→ ASSIGNMENT:
Report the lines of the material that carry the string "iPhone".

→ LISTED ENTRIES:
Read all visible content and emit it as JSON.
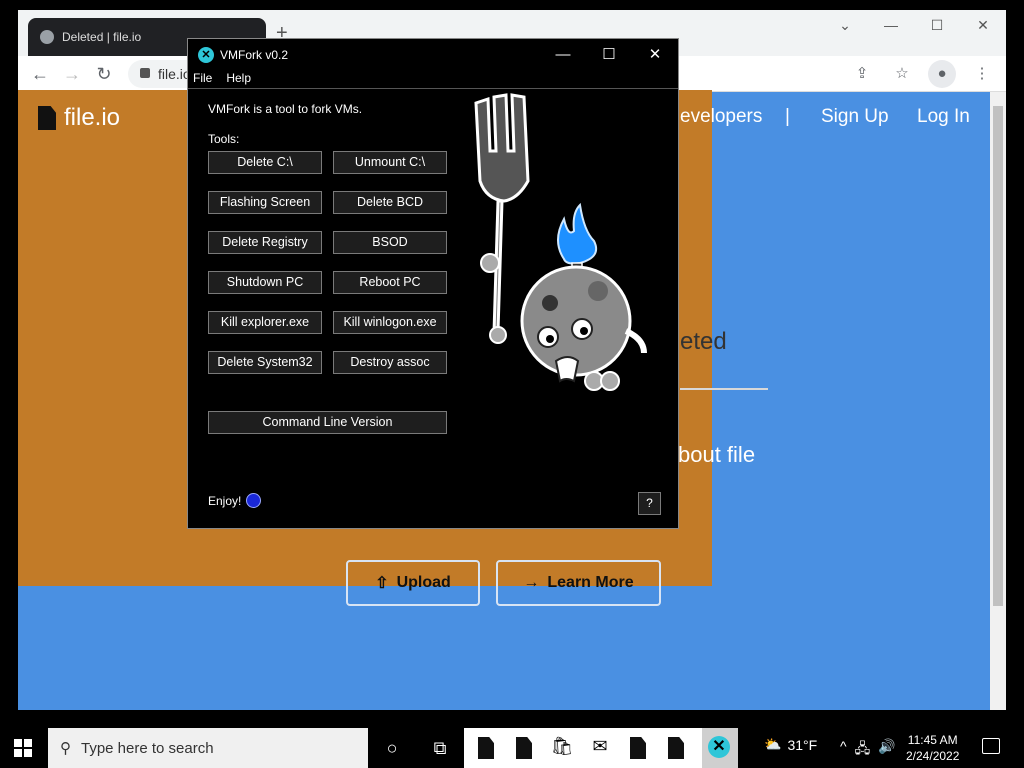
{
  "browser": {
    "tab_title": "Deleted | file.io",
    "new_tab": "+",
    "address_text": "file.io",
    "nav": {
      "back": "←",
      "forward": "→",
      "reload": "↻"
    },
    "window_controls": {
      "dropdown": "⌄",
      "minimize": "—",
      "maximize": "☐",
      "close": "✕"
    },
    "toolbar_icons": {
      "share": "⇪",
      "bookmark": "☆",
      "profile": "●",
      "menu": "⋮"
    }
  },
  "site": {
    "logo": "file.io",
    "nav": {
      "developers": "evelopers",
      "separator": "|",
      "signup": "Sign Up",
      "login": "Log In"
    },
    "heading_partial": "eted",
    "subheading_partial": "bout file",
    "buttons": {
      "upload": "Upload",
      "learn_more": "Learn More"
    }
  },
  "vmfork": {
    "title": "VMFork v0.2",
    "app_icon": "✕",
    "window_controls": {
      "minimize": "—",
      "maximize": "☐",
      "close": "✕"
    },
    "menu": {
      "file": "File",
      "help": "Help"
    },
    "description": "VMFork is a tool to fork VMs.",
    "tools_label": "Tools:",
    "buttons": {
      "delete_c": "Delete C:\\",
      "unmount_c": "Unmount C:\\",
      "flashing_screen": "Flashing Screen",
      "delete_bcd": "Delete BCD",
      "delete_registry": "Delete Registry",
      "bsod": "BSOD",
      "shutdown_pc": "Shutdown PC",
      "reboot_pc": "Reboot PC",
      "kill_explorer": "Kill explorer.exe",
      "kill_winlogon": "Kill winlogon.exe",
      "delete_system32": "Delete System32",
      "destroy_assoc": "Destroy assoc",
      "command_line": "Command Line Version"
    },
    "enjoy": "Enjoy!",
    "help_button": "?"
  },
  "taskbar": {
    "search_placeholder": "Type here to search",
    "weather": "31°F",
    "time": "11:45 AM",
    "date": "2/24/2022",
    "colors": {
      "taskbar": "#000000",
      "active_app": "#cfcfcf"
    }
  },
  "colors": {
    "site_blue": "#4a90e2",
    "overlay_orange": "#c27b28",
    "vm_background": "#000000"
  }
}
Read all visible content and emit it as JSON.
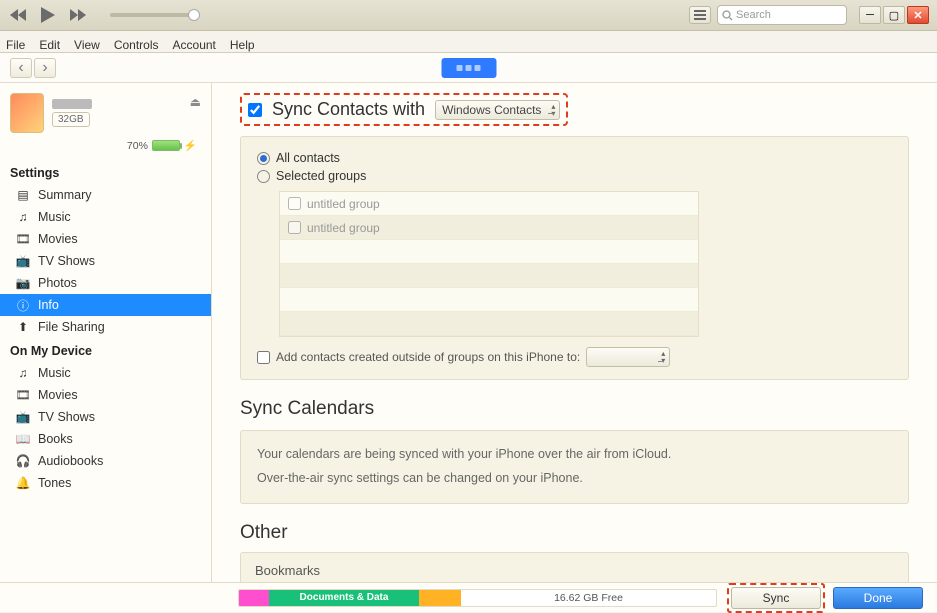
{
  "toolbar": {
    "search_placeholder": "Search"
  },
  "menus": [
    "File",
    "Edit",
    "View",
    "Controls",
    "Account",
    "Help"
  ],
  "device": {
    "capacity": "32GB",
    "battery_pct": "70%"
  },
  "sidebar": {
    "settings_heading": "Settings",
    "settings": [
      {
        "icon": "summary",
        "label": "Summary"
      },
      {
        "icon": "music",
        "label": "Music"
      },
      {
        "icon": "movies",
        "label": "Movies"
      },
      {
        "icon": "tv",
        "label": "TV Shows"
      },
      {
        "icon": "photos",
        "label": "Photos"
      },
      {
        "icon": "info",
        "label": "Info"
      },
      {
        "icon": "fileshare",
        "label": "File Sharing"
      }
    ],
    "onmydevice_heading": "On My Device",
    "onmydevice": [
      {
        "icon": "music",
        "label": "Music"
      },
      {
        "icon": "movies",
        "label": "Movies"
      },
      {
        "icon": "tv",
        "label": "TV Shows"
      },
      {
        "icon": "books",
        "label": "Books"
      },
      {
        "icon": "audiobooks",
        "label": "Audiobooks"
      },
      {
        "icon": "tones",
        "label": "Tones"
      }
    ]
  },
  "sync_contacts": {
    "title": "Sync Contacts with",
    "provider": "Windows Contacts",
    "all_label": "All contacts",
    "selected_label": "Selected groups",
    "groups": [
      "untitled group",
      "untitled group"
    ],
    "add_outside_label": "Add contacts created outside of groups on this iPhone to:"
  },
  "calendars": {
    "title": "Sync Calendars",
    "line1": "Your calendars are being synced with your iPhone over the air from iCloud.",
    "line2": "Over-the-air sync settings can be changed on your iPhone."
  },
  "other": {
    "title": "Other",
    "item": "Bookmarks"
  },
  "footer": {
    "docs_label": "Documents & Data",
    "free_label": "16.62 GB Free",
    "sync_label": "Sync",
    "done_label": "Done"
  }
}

→ ANSWER FOR THE TASK:
    "add_outside_label": "Add contacts created outside of groups on this iPhone to:"
    "line1": "Your calendars are being synced with your iPhone over the air from iCloud.",
    "line2": "Over-the-air sync settings can be changed on your iPhone."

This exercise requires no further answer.